Give it good light, remember to water it when needed, and regularly remove dead and dying leaves and blossoms. In another 6 months, repot it by removing a bit of soil from the bottom of the root ball and lowering the plant into the pot, adding fresh soil to cover the (small) neck.
Why is my African violet dying?
Over-watering is the most common way that people kill their African violets. Leaf or flower loss, limp plants, and crown and stem rot are all results of too much water. Insufficient watering causes roots to shrivel and die, the plant to lose vigor and color, and then collapse.
What is the lifespan of an African violet?
African violets can live a long time, as long as 50 years! To get them there, you need to provide good care which includes repotting African violets.
How often should I water my African violet?
“How often to water African violets?” is perhaps the most pondered African violet dilemma. The best guide is to feel the top of the soil: if it is dry to the touch, then it is time to water. African violets should be allowed to dry out between each watering for best results. Overwatering can kill a plant.

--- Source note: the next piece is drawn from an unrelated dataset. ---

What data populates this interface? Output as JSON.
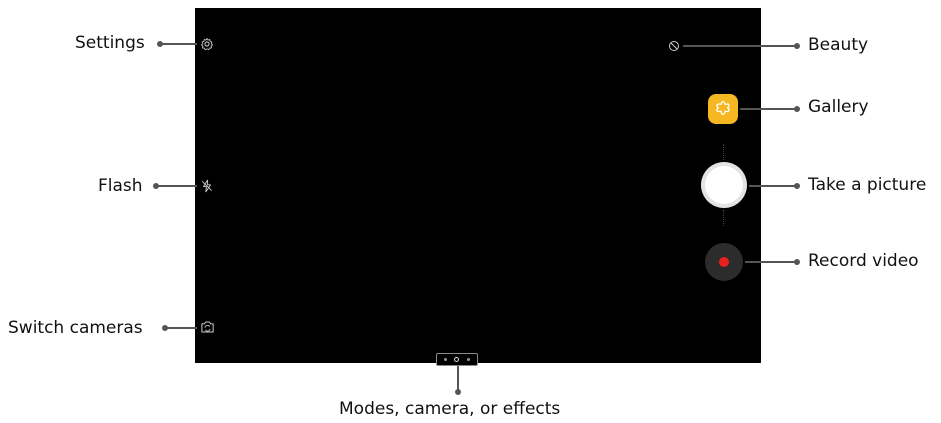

How do I know if my African violet is healthy?
You can tell if your violet has proper sunlight by checking the leaves. In too much sunlight, the leaves turn yellow and the edges burn. In too little sunlight, the leaves will appear to be a healthy green, but there will be no blooms. Check your African violet and adjust its exposure to sunlight accordingly.
What causes my African violet leaves to curl?
If the leaves on your African violet are curling under, the most likely cause is temperature. … Watering African violets with cool water can also be problematic. Let water warm to room temperature. Being too cold for too long will cause the leaves to turn brittle and curl under.
Do African violets like to be root bound?
Contrary to what you might have heard, African violets do not like to be root bound. … Roots of African violets grow out from the center more than they grow down. If you plant your violet in a pot that is as deep as it is wide, the roots will fill the diameter but will not get down to the lower part of the potting soil.
Do African violets die of old age?
The life span of an African violet is long — in fact, they can live forever, according to the Bay State African Violet Society. Of course, this doesn’t mean you can plant them and leave them alone.
Should I repot my African violet?
Many successful growers of African Violets recommend repotting with fresh potting soil, twice a year or more. At the very least, an African Violet should be repotted whenever the plant becomes rootbound, i.e., the Violet has outgrown its current pot to the extent that its roots are growing out and around the rootball.
Can you touch African violet leaves?
There’s no doubt that African violet plants are beautiful. In looking at and caring for them, it’s tempting to touch the fuzzy leaves and colorful flowers. While most plants can take this attention with no adverse results, African violets seem to be sensitive to the touch.
What kills African violets?
Use a broadleaf killer that contains 2,4-D or Dicamba, and it will selectively kill the violets without damaging the grass. Another great wild violet herbicide is called Drive (quinclorac). Quinclorac is also sold in other lawn weed control products, under differing names.
Should I cut the dead flowers off my African violet?
You can cut it off or, with some practice, “snap” it off with the flick of the wrist. African violets generally only will bloom once from the same axil so, unlike orchids, for example, there’s no need to leave old bloom stems on the plant. … Don’t fee squeamish about removing old or unsightly blooms (or leaves).
Why are the bottom leaves of my African violet drooping?
Watering is at the root of all African violet drooping leaves’ problem. For instance, when the potting soil is too dry, the leaves will droop because they aren’t getting enough moisture. On the other hand, the plant will also droop when the soil is too wet. … You should also use a well-draining potting soil.